Thank you

2. Jun 3, 2012

### Infinitum

Hi Mépris!

You aren't given that fact. :uhh: That's what you are trying to prove..

This part sounds correct!

3. Jun 3, 2012

### Mépris

Hello Inifinitum!

/facepalm

This is actually a two-part question but I didn't think posting the first part would be necessary. Here is the full question:
"Show that if a > 0, then -a < 0; and if a < 0, then -a < 0"

The solution to the first part was provided and it was said that the second part of the solution could be inferred from the first. So, I tried to prove it like the first part was proven and I didn't look closely enough. (complacency, I guess?)

---

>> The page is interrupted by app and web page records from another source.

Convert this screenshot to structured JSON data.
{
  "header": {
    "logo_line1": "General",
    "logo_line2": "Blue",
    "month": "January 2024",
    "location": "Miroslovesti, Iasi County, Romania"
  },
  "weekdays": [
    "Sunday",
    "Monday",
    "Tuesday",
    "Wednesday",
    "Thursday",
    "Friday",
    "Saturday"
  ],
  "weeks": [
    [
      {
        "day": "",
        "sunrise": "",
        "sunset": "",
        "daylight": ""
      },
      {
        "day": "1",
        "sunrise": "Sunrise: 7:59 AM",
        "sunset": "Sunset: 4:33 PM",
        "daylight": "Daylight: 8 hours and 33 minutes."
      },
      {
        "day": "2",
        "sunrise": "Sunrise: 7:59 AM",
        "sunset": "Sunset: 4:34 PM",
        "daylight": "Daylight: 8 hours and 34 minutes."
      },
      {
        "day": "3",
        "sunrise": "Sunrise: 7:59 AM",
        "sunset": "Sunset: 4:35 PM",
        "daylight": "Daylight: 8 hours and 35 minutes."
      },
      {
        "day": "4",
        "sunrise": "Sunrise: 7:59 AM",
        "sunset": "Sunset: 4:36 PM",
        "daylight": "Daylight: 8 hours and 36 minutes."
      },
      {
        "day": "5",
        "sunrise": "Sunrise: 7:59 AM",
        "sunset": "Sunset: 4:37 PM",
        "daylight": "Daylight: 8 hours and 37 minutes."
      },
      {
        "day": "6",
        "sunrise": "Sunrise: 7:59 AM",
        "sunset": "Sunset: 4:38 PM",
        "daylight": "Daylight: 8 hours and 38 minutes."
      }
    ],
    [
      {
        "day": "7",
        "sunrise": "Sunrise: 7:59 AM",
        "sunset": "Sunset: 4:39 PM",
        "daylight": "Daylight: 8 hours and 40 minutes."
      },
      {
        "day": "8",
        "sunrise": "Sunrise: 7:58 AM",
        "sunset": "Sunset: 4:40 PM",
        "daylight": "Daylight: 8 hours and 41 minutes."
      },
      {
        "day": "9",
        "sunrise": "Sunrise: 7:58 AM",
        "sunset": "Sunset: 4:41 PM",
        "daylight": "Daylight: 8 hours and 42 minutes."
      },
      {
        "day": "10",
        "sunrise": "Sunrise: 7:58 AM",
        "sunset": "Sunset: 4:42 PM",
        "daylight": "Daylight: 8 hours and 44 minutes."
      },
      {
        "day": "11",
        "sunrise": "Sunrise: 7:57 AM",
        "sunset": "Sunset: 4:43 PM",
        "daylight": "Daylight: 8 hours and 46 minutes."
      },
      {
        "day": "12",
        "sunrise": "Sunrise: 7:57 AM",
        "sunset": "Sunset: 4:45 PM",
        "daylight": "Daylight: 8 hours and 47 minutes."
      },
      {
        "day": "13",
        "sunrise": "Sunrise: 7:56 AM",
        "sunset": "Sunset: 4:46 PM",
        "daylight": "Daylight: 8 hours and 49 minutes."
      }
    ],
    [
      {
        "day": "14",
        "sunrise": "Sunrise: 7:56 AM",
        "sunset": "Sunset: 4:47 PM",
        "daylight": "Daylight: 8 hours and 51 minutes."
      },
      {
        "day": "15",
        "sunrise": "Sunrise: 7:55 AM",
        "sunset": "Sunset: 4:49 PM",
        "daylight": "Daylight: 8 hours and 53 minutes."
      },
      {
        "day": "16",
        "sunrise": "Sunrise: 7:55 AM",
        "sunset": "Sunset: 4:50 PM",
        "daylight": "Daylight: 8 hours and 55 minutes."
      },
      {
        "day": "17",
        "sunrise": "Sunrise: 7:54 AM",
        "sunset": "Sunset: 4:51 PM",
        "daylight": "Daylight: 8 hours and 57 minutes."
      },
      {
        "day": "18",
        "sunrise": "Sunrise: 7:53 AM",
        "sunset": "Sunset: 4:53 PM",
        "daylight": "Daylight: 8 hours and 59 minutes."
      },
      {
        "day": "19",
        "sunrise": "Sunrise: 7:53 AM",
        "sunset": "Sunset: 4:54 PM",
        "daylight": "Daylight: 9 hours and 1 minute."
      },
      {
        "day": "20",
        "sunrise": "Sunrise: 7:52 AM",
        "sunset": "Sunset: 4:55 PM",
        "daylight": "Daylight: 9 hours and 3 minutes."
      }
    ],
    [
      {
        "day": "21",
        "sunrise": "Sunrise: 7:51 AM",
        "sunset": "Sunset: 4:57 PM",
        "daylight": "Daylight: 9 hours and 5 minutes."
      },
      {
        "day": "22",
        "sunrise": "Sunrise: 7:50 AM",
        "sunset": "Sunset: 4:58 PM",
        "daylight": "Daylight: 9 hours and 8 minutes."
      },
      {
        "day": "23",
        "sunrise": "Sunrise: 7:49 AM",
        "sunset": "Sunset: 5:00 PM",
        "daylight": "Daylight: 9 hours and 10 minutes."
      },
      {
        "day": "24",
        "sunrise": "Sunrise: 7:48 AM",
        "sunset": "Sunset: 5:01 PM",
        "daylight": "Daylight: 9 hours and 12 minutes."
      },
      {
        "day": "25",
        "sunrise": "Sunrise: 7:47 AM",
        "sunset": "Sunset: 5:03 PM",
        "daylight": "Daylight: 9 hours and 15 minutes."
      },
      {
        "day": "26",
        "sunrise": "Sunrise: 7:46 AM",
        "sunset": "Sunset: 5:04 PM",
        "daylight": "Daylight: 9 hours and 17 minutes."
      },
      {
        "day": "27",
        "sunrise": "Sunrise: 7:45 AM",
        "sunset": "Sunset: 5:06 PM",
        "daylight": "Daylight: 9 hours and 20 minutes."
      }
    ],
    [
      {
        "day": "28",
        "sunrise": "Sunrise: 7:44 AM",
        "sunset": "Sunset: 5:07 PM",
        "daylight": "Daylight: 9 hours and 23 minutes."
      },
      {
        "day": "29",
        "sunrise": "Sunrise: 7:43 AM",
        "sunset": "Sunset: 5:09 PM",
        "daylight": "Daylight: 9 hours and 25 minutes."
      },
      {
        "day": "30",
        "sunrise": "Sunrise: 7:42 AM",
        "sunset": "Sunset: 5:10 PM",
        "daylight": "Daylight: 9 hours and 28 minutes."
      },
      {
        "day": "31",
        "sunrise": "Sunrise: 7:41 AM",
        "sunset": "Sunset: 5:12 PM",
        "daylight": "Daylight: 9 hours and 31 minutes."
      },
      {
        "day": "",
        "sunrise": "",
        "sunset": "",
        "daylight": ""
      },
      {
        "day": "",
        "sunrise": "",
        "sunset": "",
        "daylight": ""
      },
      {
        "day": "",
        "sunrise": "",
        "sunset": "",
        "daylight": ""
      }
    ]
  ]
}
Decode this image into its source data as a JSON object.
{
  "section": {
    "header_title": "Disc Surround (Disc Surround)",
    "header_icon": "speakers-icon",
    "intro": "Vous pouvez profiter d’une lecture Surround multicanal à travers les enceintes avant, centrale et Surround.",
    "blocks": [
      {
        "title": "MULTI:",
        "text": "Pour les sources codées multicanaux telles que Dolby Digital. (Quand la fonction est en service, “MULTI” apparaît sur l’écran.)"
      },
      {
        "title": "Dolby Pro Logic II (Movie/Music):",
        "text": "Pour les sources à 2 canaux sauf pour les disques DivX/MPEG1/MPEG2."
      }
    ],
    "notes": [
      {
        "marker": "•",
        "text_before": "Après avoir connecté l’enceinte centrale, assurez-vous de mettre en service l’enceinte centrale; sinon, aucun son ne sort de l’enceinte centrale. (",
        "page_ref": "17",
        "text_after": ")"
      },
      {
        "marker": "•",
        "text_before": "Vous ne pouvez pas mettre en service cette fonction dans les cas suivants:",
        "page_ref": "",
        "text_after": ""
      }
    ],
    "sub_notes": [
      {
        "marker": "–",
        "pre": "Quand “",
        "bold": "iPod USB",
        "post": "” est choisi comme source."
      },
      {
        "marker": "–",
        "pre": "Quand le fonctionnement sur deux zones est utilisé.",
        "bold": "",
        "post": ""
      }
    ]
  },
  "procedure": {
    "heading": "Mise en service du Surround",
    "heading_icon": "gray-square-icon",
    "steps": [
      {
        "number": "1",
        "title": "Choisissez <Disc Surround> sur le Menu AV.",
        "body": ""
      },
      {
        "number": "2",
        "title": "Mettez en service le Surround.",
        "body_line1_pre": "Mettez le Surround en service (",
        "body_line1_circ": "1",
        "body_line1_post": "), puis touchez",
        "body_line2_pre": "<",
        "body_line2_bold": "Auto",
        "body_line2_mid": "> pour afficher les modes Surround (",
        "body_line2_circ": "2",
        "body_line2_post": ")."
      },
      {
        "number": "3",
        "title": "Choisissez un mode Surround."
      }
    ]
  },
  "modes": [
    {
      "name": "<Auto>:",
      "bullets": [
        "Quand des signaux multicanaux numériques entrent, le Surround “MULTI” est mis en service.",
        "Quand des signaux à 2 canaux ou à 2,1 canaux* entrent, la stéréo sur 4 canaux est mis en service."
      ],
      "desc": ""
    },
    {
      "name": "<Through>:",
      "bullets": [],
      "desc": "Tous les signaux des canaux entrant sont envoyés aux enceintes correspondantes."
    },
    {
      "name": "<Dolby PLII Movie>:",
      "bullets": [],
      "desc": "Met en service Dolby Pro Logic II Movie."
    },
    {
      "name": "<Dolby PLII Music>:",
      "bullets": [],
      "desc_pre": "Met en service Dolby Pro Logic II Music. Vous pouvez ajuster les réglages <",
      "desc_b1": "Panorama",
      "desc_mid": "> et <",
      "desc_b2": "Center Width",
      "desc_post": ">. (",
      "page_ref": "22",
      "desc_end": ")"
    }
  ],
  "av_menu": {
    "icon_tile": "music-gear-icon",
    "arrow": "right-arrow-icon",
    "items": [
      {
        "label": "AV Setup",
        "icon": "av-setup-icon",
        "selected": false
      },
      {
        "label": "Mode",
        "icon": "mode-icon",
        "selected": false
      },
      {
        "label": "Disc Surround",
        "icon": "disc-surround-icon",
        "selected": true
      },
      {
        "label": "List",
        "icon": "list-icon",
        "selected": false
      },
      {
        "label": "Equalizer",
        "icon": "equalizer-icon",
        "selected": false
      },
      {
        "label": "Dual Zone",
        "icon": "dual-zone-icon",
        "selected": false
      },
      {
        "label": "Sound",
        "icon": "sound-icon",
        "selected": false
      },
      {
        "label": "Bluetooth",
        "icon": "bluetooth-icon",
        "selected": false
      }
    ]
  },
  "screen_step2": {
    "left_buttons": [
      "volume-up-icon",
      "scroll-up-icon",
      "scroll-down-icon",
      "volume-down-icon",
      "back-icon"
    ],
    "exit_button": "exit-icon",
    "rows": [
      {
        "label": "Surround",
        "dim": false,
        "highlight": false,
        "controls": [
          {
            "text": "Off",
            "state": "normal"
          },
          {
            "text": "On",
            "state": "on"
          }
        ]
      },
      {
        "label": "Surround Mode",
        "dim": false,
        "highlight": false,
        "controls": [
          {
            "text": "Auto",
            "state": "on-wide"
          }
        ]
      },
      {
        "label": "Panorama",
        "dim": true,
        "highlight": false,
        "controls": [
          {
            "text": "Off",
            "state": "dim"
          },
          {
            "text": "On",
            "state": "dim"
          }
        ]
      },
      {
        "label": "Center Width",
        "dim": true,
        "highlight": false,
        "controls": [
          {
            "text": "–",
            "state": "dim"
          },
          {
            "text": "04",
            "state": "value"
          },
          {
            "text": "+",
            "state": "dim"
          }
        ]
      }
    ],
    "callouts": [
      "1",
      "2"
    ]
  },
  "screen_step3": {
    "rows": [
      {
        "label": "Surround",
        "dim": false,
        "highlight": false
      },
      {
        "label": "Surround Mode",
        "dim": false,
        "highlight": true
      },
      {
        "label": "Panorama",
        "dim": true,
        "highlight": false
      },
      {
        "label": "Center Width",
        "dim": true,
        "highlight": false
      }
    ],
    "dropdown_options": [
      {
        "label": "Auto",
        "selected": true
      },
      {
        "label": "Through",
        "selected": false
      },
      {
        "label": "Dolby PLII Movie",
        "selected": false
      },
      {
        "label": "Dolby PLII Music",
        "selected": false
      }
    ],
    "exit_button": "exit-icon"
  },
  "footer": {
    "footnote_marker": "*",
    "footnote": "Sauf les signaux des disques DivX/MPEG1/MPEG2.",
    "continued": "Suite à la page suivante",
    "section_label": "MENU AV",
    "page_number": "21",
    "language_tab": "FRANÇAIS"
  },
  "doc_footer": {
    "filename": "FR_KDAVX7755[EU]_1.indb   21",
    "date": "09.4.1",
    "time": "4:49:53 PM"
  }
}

If anyone's wondering, the question is from Ian Craw's notes on "Advanced Calculus and Analysis", which is a first-year course in the math degree at the University of Aberdeen. I decided to start off my study of calculus with that because I found Courant (there is a free online copy on the AIT's website) a little too hard for my level and Craw's notes/book are written with people who've studied the A-Levels and Scottish Advanced Highers in mind. Since, I did A-Level Mathematics, these notes are a nice transition. :-) :-)

BOOYA!

---

The above is my second attempt, which looks correct. Nevertheless, I'm not certain about my wording. Is the way I write precise enough? Further, am I correct in saying that bit about a "non-zero real number..."? I ask because it was not explicitly stated in the definition given in the notes. After the definition, it is stated that "a real number is either positive, negative or zero". Can I just use that when talking about "trichotomy"?

Thank you.

4. Jun 3, 2012

### Infinitum

Nooo! How can a non-zero real number be equal to zero!!?

When you got, a=0, you could immediately say that since its already given,$a < 0$, and by identity $0=0$, hence$-a \neq 0$, causing a contradiction.

5. Jun 3, 2012

### Mépris

Okay, that was really stupid of me - tried to rush through it and just added that there. I can actually feel my cheeks flushing, which I don't think I've ever felt before. :\$

Great. Thanks a lot!